## EXERCISE OBJECTIVE
Copy each line of the listing below exactly and drop the images.

= Beginning of Section =

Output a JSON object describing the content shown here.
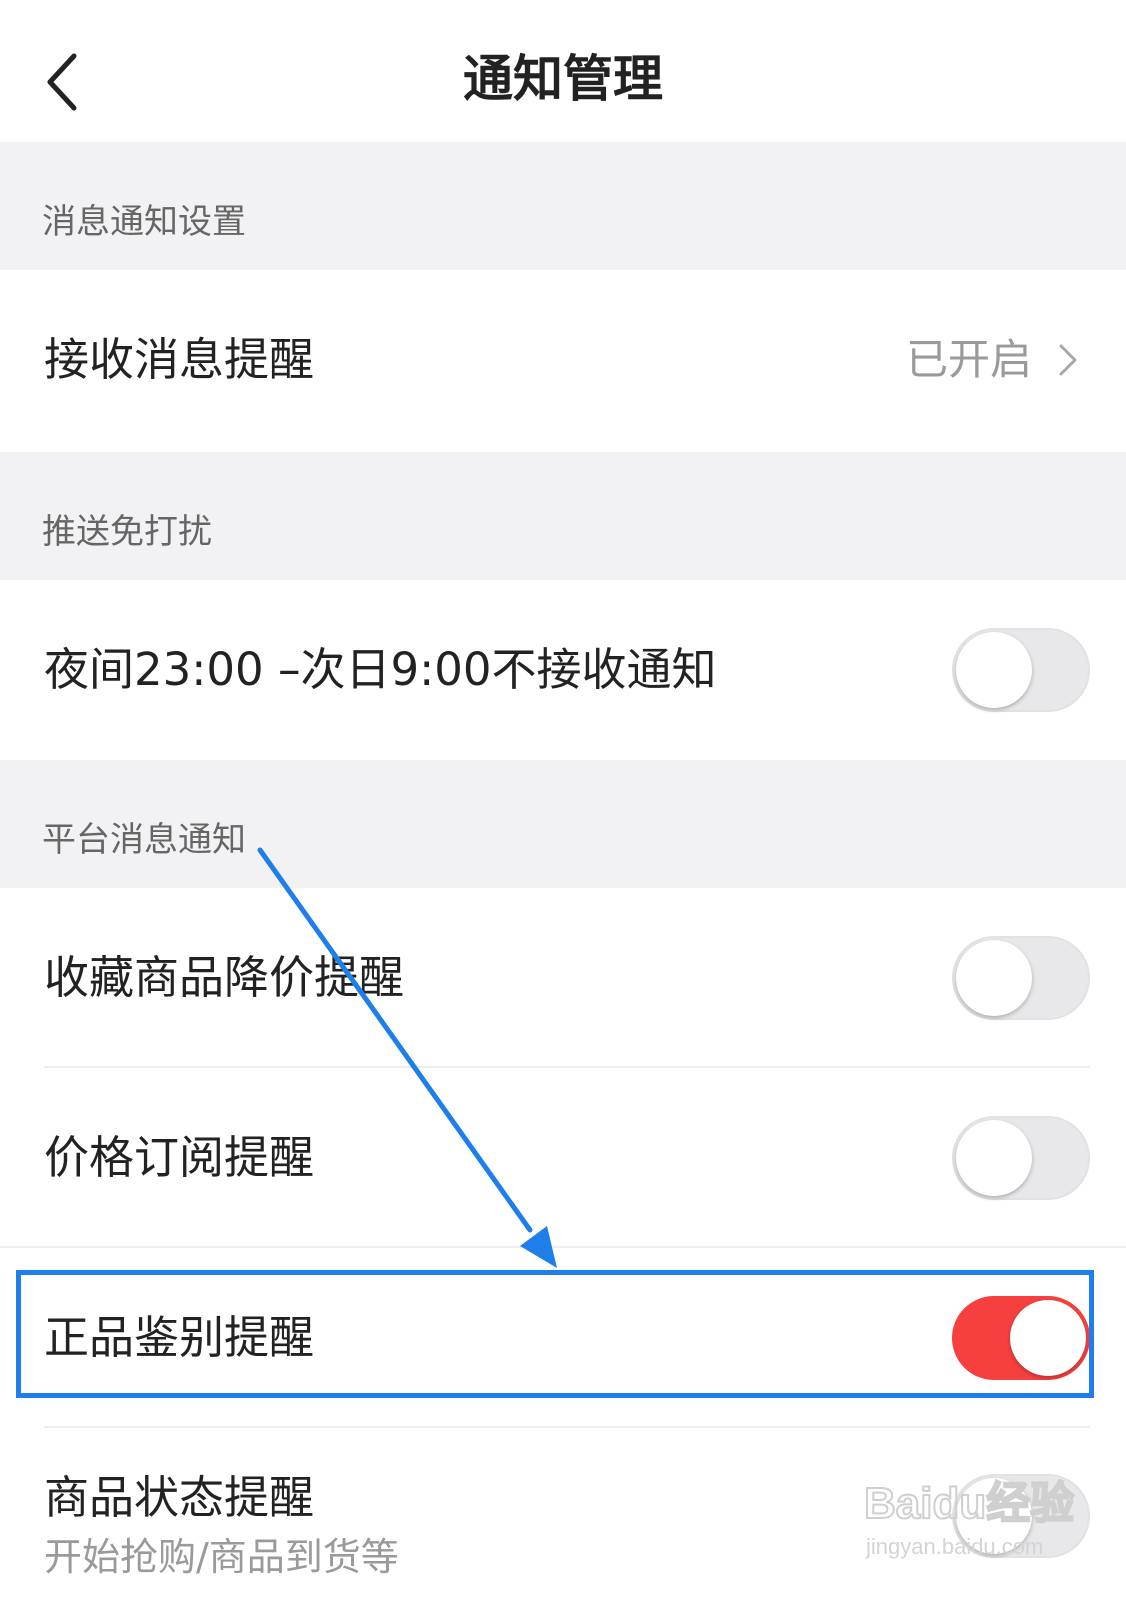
{
  "header": {
    "title": "通知管理"
  },
  "sections": {
    "message": "消息通知设置",
    "dnd": "推送免打扰",
    "platform": "平台消息通知"
  },
  "rows": {
    "receive": {
      "label": "接收消息提醒",
      "status": "已开启"
    },
    "night": {
      "label": "夜间23:00 –次日9:00不接收通知",
      "enabled": false
    },
    "price_drop": {
      "label": "收藏商品降价提醒",
      "enabled": false
    },
    "price_sub": {
      "label": "价格订阅提醒",
      "enabled": false
    },
    "authentic": {
      "label": "正品鉴别提醒",
      "enabled": true
    },
    "status": {
      "label": "商品状态提醒",
      "sublabel": "开始抢购/商品到货等",
      "enabled": false
    }
  },
  "watermark": {
    "brand": "Baidu经验",
    "url": "jingyan.baidu.com"
  },
  "colors": {
    "toggle_on": "#f6403f",
    "annotation": "#1e7fea",
    "section_bg": "#f2f2f4"
  }
}
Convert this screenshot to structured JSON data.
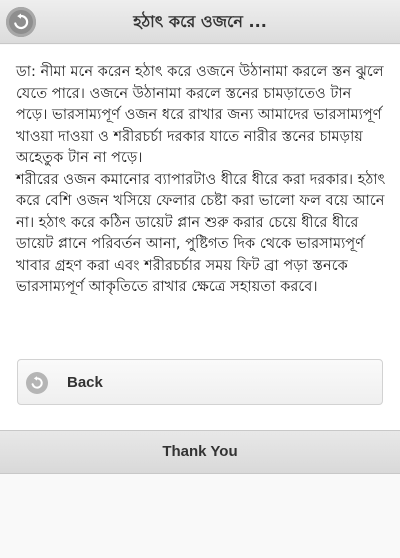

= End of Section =

## WRITTEN RESPONSE
Output a JSON object describing the content shown here.
{
  "header": {
    "title": "通知管理"
  },
  "sections": {
    "message": "消息通知设置",
    "dnd": "推送免打扰",
    "platform": "平台消息通知"
  },
  "rows": {
    "receive": {
      "label": "接收消息提醒",
      "status": "已开启"
    },
    "night": {
      "label": "夜间23:00 –次日9:00不接收通知",
      "enabled": false
    },
    "price_drop": {
      "label": "收藏商品降价提醒",
      "enabled": false
    },
    "price_sub": {
      "label": "价格订阅提醒",
      "enabled": false
    },
    "authentic": {
      "label": "正品鉴别提醒",
      "enabled": true
    },
    "status": {
      "label": "商品状态提醒",
      "sublabel": "开始抢购/商品到货等",
      "enabled": false
    }
  },
  "watermark": {
    "brand": "Baidu经验",
    "url": "jingyan.baidu.com"
  },
  "colors": {
    "toggle_on": "#f6403f",
    "annotation": "#1e7fea",
    "section_bg": "#f2f2f4"
  }
}
Convert this screenshot to structured JSON data.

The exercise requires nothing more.